A WELL MAINTAINED ROAD NETWORK COULD PROVE TO BE A VOTE WINNER

If the new Conservative Government really wants to have a positive impact on the socio-economic wellbeing of the country and win votes at the next General Election then it should provide real sustained investment in the maintenance of the road network believes Howard Robinson, Chief Executive of the Road Surface Treatments Association (RSTA).

The poor potholed state of many of our roads is of considerable concern to many drivers. With thirty five million drivers in the UK, most with the ability to vote, the government would be well advised to take note of that concern. Of particular concern is that the billions of tax paid by drivers does not seem to go towards funding a better road network. Fuel duty raises an annual £26.9 billion whilst other motoring vehicle excise duties taxes raise another £6.1 billion with a further £25 billion from VAT on fuel and car sales. Despite this there is a £12 billion backlog of road repairs due to decades of under investment. The discrepancy between the amounts taken in road tax fuel duty and the amount spent on road maintenance is not lost on motorists. Recognising the growing anger of motorists the Conservative manifesto for the recent election pledged enough funding to fix around 18 million potholes nationwide between 2015 and 2021. Now that they are in power it is hoped that they fulfil this pledge.

The latest Annual Authority Road Maintenance (ALARM) survey found that despite additional government emergency pothole repair funding and a significant 33% increase in the number of potholes being repaired during 2014 the years of under-investment means that highway authorities are playing a never-ending catch-up game. A major problem is that the additional funding being provided is being spent on expensive reactive repair rather than cost-effective preventative maintenance that would help to prevent the potholes from forming in the first place. It costs just £2m2 to surface dress and maintain a road but costs an average £54m2 to repair a pothole.

The government needs to fully recognise the social and economic benefits of a well-maintained road network and work with local highway authorities to develop and implement long-term funding mechanisms that encourage proper programmes of planned maintenance rather than reactive patch-and-mend. As part of this there should be the implementation of analytical mechanisms and economic methodology to assess the costs and benefits of a well maintained road network. The road network is the country’s greatest asset and as such should command appropriate investment.

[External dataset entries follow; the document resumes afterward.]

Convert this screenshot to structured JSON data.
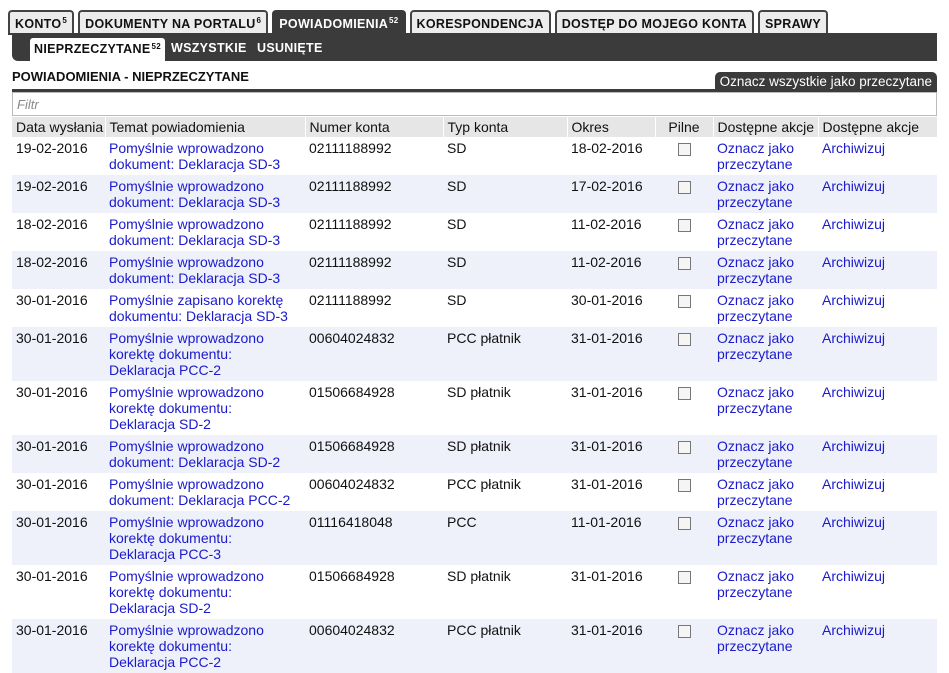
{
  "tabs": [
    {
      "label": "KONTO",
      "badge": "5",
      "active": false
    },
    {
      "label": "DOKUMENTY NA PORTALU",
      "badge": "6",
      "active": false
    },
    {
      "label": "POWIADOMIENIA",
      "badge": "52",
      "active": true
    },
    {
      "label": "KORESPONDENCJA",
      "badge": "",
      "active": false
    },
    {
      "label": "DOSTĘP DO MOJEGO KONTA",
      "badge": "",
      "active": false
    },
    {
      "label": "SPRAWY",
      "badge": "",
      "active": false
    }
  ],
  "subtabs": [
    {
      "label": "NIEPRZECZYTANE",
      "badge": "52",
      "active": true
    },
    {
      "label": "WSZYSTKIE",
      "badge": "",
      "active": false
    },
    {
      "label": "USUNIĘTE",
      "badge": "",
      "active": false
    }
  ],
  "page_title": "POWIADOMIENIA - NIEPRZECZYTANE",
  "mark_all_label": "Oznacz wszystkie jako przeczytane",
  "filter": {
    "placeholder": "Filtr",
    "value": ""
  },
  "columns": [
    "Data wysłania",
    "Temat powiadomienia",
    "Numer konta",
    "Typ konta",
    "Okres",
    "Pilne",
    "Dostępne akcje",
    "Dostępne akcje"
  ],
  "rows": [
    {
      "date": "19-02-2016",
      "subject": "Pomyślnie wprowadzono dokument: Deklaracja SD-3",
      "account": "02111188992",
      "type": "SD",
      "period": "18-02-2016",
      "urgent": false,
      "action1": "Oznacz jako przeczytane",
      "action2": "Archiwizuj"
    },
    {
      "date": "19-02-2016",
      "subject": "Pomyślnie wprowadzono dokument: Deklaracja SD-3",
      "account": "02111188992",
      "type": "SD",
      "period": "17-02-2016",
      "urgent": false,
      "action1": "Oznacz jako przeczytane",
      "action2": "Archiwizuj"
    },
    {
      "date": "18-02-2016",
      "subject": "Pomyślnie wprowadzono dokument: Deklaracja SD-3",
      "account": "02111188992",
      "type": "SD",
      "period": "11-02-2016",
      "urgent": false,
      "action1": "Oznacz jako przeczytane",
      "action2": "Archiwizuj"
    },
    {
      "date": "18-02-2016",
      "subject": "Pomyślnie wprowadzono dokument: Deklaracja SD-3",
      "account": "02111188992",
      "type": "SD",
      "period": "11-02-2016",
      "urgent": false,
      "action1": "Oznacz jako przeczytane",
      "action2": "Archiwizuj"
    },
    {
      "date": "30-01-2016",
      "subject": "Pomyślnie zapisano korektę dokumentu: Deklaracja SD-3",
      "account": "02111188992",
      "type": "SD",
      "period": "30-01-2016",
      "urgent": false,
      "action1": "Oznacz jako przeczytane",
      "action2": "Archiwizuj"
    },
    {
      "date": "30-01-2016",
      "subject": "Pomyślnie wprowadzono korektę dokumentu: Deklaracja PCC-2",
      "account": "00604024832",
      "type": "PCC płatnik",
      "period": "31-01-2016",
      "urgent": false,
      "action1": "Oznacz jako przeczytane",
      "action2": "Archiwizuj"
    },
    {
      "date": "30-01-2016",
      "subject": "Pomyślnie wprowadzono korektę dokumentu: Deklaracja SD-2",
      "account": "01506684928",
      "type": "SD płatnik",
      "period": "31-01-2016",
      "urgent": false,
      "action1": "Oznacz jako przeczytane",
      "action2": "Archiwizuj"
    },
    {
      "date": "30-01-2016",
      "subject": "Pomyślnie wprowadzono dokument: Deklaracja SD-2",
      "account": "01506684928",
      "type": "SD płatnik",
      "period": "31-01-2016",
      "urgent": false,
      "action1": "Oznacz jako przeczytane",
      "action2": "Archiwizuj"
    },
    {
      "date": "30-01-2016",
      "subject": "Pomyślnie wprowadzono dokument: Deklaracja PCC-2",
      "account": "00604024832",
      "type": "PCC płatnik",
      "period": "31-01-2016",
      "urgent": false,
      "action1": "Oznacz jako przeczytane",
      "action2": "Archiwizuj"
    },
    {
      "date": "30-01-2016",
      "subject": "Pomyślnie wprowadzono korektę dokumentu: Deklaracja PCC-3",
      "account": "01116418048",
      "type": "PCC",
      "period": "11-01-2016",
      "urgent": false,
      "action1": "Oznacz jako przeczytane",
      "action2": "Archiwizuj"
    },
    {
      "date": "30-01-2016",
      "subject": "Pomyślnie wprowadzono korektę dokumentu: Deklaracja SD-2",
      "account": "01506684928",
      "type": "SD płatnik",
      "period": "31-01-2016",
      "urgent": false,
      "action1": "Oznacz jako przeczytane",
      "action2": "Archiwizuj"
    },
    {
      "date": "30-01-2016",
      "subject": "Pomyślnie wprowadzono korektę dokumentu: Deklaracja PCC-2",
      "account": "00604024832",
      "type": "PCC płatnik",
      "period": "31-01-2016",
      "urgent": false,
      "action1": "Oznacz jako przeczytane",
      "action2": "Archiwizuj"
    }
  ]
}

However, there will continue to be real constraints on core revenue funding with councils being faced with reduced budgets and ever-increasing demands. Here, working with the road maintenance industry they can learn how to achieve more for less. They should also ensure the adoption of the initiatives forwarded by the Highways Maintenance Efficiency Programme (HMEP) and realise the benefits of asset management. For its part, the road surface industry should continue to further develop best practice and new products that deliver long-term performance and optimum road surface solutions.

The condition of the roads provides a visible indication of the state of a country’s social wellbeing and economic performance. If the government wishes to persuade voters that these are improving then it should invest in a better, well-maintained road network.